Dismiss Notice
Join Physics Forums Today!
The friendliest, high quality science and math community on the planet! Everyone who loves science is here!

Can we see the big bang?

  1. May 20, 2006 #1
    Hi,

    I have a question...

    If I were to build a telescope that could produce images of things about say... 14 billion light years away... What would I see?

    According to the Big bang theory, shouldn't I just see a singularity and nothing else?

    Thanks.
     
  2. jcsd
  3. May 20, 2006 #2

    Pengwuino

    User Avatar
    Gold Member

    No, that's like saying if you run across the street, you can use a pair of binoculars to look at yourself on the other side of the street
     
  4. May 20, 2006 #3
    actually... if I could travel faster than light, that wouldn't be so difficult.

    Anyway, my question didn't involve moving anywhere, and so your answer was not relevant.
     
    Last edited: May 20, 2006
  5. May 20, 2006 #4

    Pengwuino

    User Avatar
    Gold Member

    But space-time has expanded away from the big bang, if you're looking through a telescope, you're looking at a distance.
     
  6. May 20, 2006 #5

    SpaceTiger

    User Avatar
    Staff Emeritus
    Science Advisor
    Gold Member

    There probably won't actually be a singularity (see the many discussions on quantum gravity in this and the "Beyond the SM" forum), but in traditional BB theory, the singularity would lie at z=infinity, so its light would be redshifted to nothing. It doesn't matter, though, because in practice we can't observe light beyond the surface of last scattering at z=1100.
     
  7. May 20, 2006 #6
    Thanks for your reply.

    I don't really know much about physics so that just went right over my head. Are you saying there's some kind of limit at which the light moving away from the big bang no longer reaches us?
     
  8. May 20, 2006 #7

    SpaceTiger

    User Avatar
    Staff Emeritus
    Science Advisor
    Gold Member

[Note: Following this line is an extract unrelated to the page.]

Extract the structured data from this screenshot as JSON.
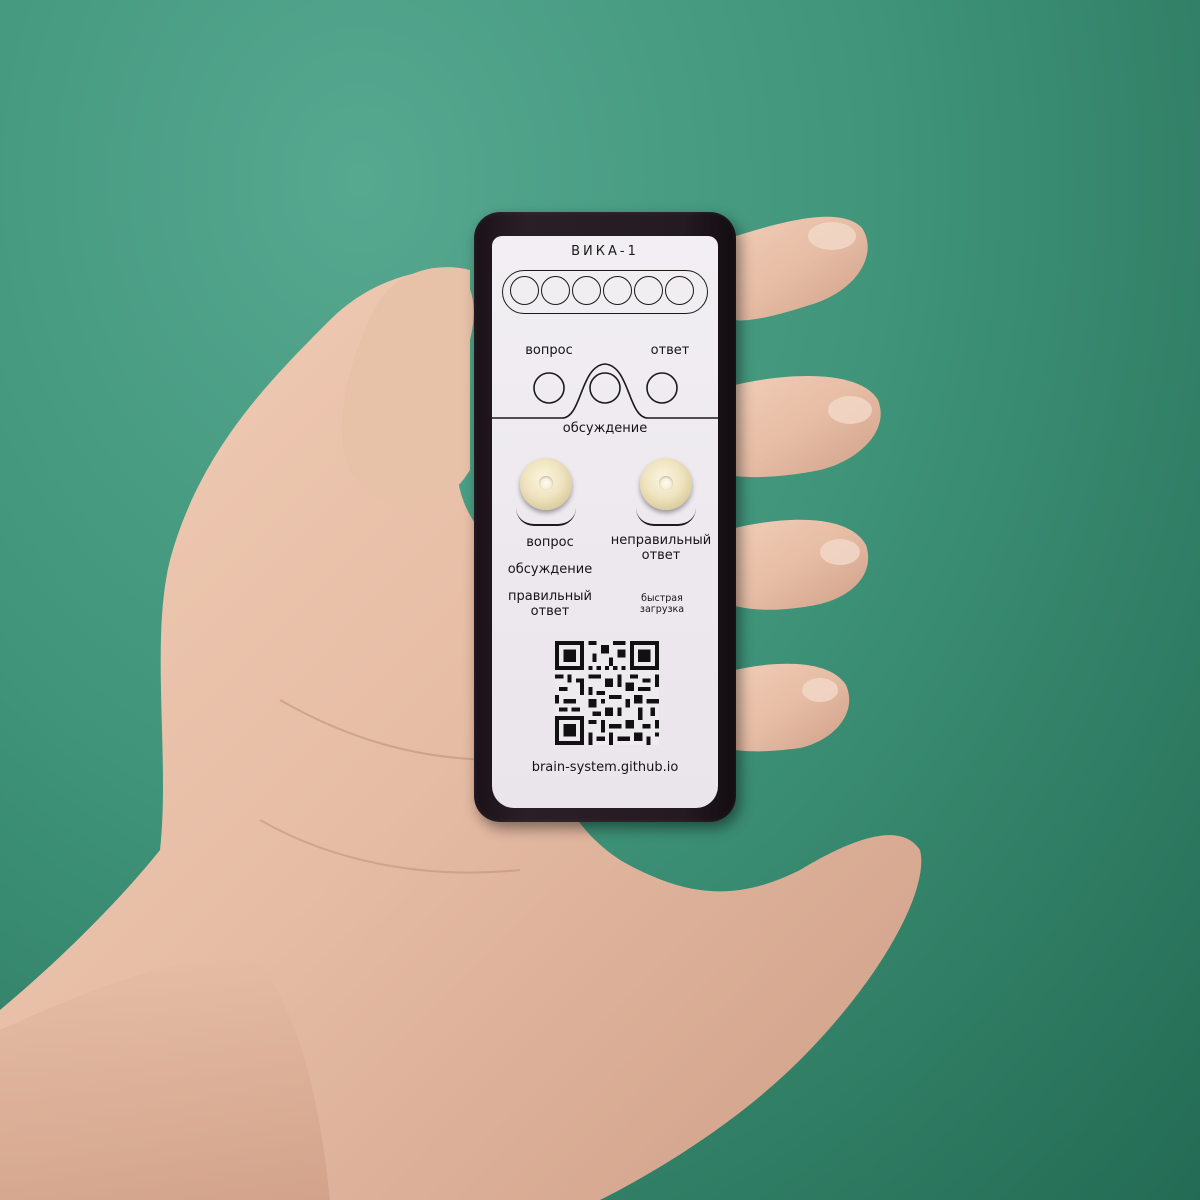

    At earlier times in the history of the universe, the matter was much denser and more ionized, so light couldn't travel very far through it before getting absorbed/scattered. It wasn't until about 300,000 years after the Big Bang that light could travel long distances without interacting with matter. Thus, virtually all of the light that we see was emitted after the universe was ~300,000 years old. The rest has long since been absorbed/scattered.
     
  9. May 20, 2006 #8
    it is the theory of big bang true?i don belife that.
     
  10. May 20, 2006 #9

    Garth

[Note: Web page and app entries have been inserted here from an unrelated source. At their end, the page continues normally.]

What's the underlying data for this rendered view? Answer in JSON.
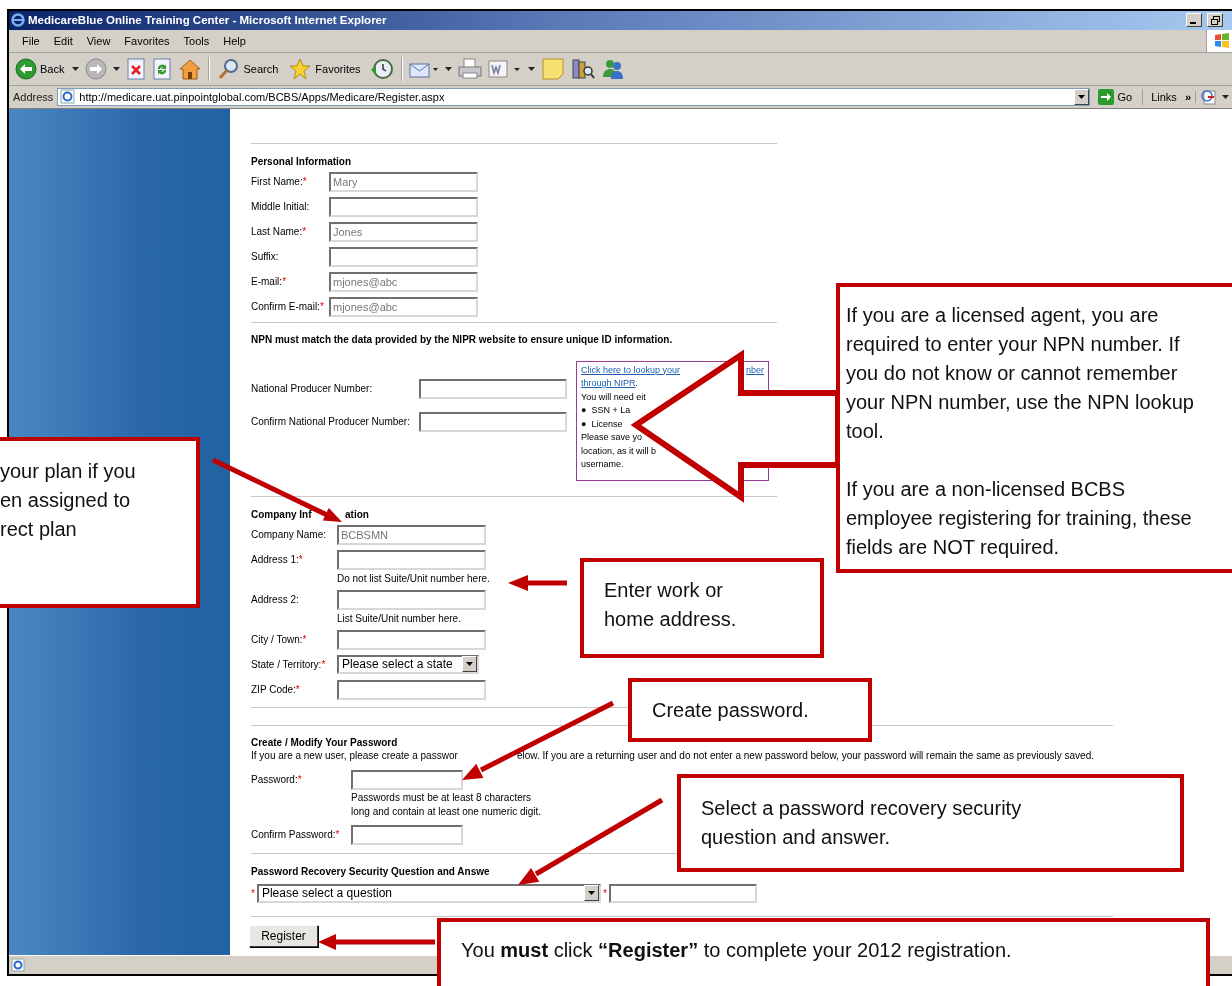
{
  "window": {
    "title": "MedicareBlue Online Training Center - Microsoft Internet Explorer"
  },
  "menu": [
    "File",
    "Edit",
    "View",
    "Favorites",
    "Tools",
    "Help"
  ],
  "toolbar": [
    {
      "kind": "back",
      "label": "Back"
    },
    {
      "kind": "forward"
    },
    {
      "kind": "stop"
    },
    {
      "kind": "refresh"
    },
    {
      "kind": "home"
    },
    {
      "kind": "search",
      "label": "Search"
    },
    {
      "kind": "favorites",
      "label": "Favorites"
    },
    {
      "kind": "history"
    },
    {
      "kind": "mail"
    },
    {
      "kind": "print"
    },
    {
      "kind": "edit"
    },
    {
      "kind": "notes"
    },
    {
      "kind": "research"
    },
    {
      "kind": "messenger"
    }
  ],
  "address_bar": {
    "label": "Address",
    "url": "http://medicare.uat.pinpointglobal.com/BCBS/Apps/Medicare/Register.aspx",
    "go": "Go",
    "links": "Links",
    "more": "»"
  },
  "personal": {
    "heading": "Personal Information",
    "fields": [
      {
        "label": "First Name:",
        "mark": "*",
        "value": "Mary"
      },
      {
        "label": "Middle Initial:"
      },
      {
        "label": "Last Name:",
        "mark": "*",
        "value": "Jones"
      },
      {
        "label": "Suffix:"
      },
      {
        "label": "E-mail:",
        "mark": "*",
        "value": "mjones@abc"
      },
      {
        "label": "Confirm E-mail:",
        "mark": "*",
        "value": "mjones@abc"
      }
    ]
  },
  "npn": {
    "note": "NPN must match the data provided by the NIPR website to ensure unique ID information.",
    "fields": [
      {
        "label": "National Producer Number:"
      },
      {
        "label": "Confirm National Producer Number:"
      }
    ],
    "help": {
      "link": "Click here to lookup your",
      "link_tail": "nber",
      "link_2": "through NIPR",
      "link_end": ".",
      "intro": "You will need eit",
      "bullets": [
        {
          "mark": "●",
          "text": "SSN + La"
        },
        {
          "mark": "●",
          "text": "License"
        }
      ],
      "after": [
        "Please save yo",
        "location, as it will b",
        "username."
      ]
    }
  },
  "company": {
    "heading": "Company Inf",
    "heading_tail": "ation",
    "fields": [
      {
        "kind": "text",
        "label": "Company Name:",
        "value": "BCBSMN"
      },
      {
        "kind": "text",
        "label": "Address 1:",
        "mark": "*",
        "hint": "Do not list Suite/Unit number here."
      },
      {
        "kind": "text",
        "label": "Address 2:",
        "hint": "List Suite/Unit number here."
      },
      {
        "kind": "text",
        "label": "City / Town:",
        "mark": "*"
      },
      {
        "kind": "select",
        "label": "State / Territory:",
        "mark": "*",
        "value": "Please select a state"
      },
      {
        "kind": "text",
        "label": "ZIP Code:",
        "mark": "*"
      }
    ]
  },
  "password": {
    "heading": "Create / Modify Your Password",
    "description": "If you are a new user, please create a passwor",
    "description_tail": "elow. If you are a returning user and do not enter a new password below, your password will remain the same as previously saved.",
    "fields": [
      {
        "label": "Password:",
        "mark": "*",
        "hint": "Passwords must be at least 8 characters long and contain at least one numeric digit."
      },
      {
        "label": "Confirm Password:",
        "mark": "*"
      }
    ]
  },
  "recovery": {
    "heading": "Password Recovery Security Question and Answe",
    "mark": "*",
    "question": "Please select a question",
    "answer_mark": "*"
  },
  "register_button": "Register",
  "callouts": [
    {
      "kind": "left",
      "paragraphs": [
        "your plan if you\nen assigned to\nrect plan"
      ]
    },
    {
      "kind": "npn",
      "paragraphs": [
        "If you are a licensed agent, you are required to enter your NPN number. If you do not know or cannot remember your NPN number, use the NPN lookup tool.",
        "If you are a non-licensed BCBS employee registering for training, these fields are NOT required."
      ]
    },
    {
      "kind": "address",
      "paragraphs": [
        "Enter work or home address."
      ]
    },
    {
      "kind": "password",
      "paragraphs": [
        "Create password."
      ]
    },
    {
      "kind": "security",
      "paragraphs": [
        "Select a password recovery security question and answer."
      ]
    },
    {
      "kind": "register",
      "paragraphs": [
        "You **must** click **“Register”** to complete your 2012 registration."
      ]
    }
  ]
}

    User Avatar
    Science Advisor
    Gold Member

    Do you understand the reasons why other peole do?

    Garth
     
  11. May 21, 2006 #10

    Chronos

    User Avatar
    Science Advisor
    Gold Member
    2015 Award

    Feel free to believe whatever it is you believe, thoms. Ignoring science does not make it go away . . . drat, Garth already said that.
     
    Last edited: May 21, 2006
  12. May 21, 2006 #11
    measure the age of universe?can we?can we measure the number of sand of a big river?otherwise big bang is a theory, it does not mean that it is true at all.
     
  13. May 21, 2006 #12

    EL

    User Avatar
    Science Advisor

    Sure it's a theory (what else could it be?). But it's definitely not a guess.
    Big Bang theory is suported by a number of strong observations, see e.g. http://en.wikipedia.org/wiki/Big_bang#Observational_evidence.

     
    Last edited: May 21, 2006
  14. May 21, 2006 #13
    Well, I would say there were 4 pillars that support the standard big bang theory (lambda CDM) and they include those mentioned in the Wikepedia article, plus large hierarchical scale structure observations, but I am biased! :biggrin:
     
Know someone interested in this topic? Share this thread via Reddit, Google+, Twitter, or Facebook

Have something to add?



Similar Discussions: Can we see the big bang?
  1. How can we see Big Bang? (Replies: 11)

Loading...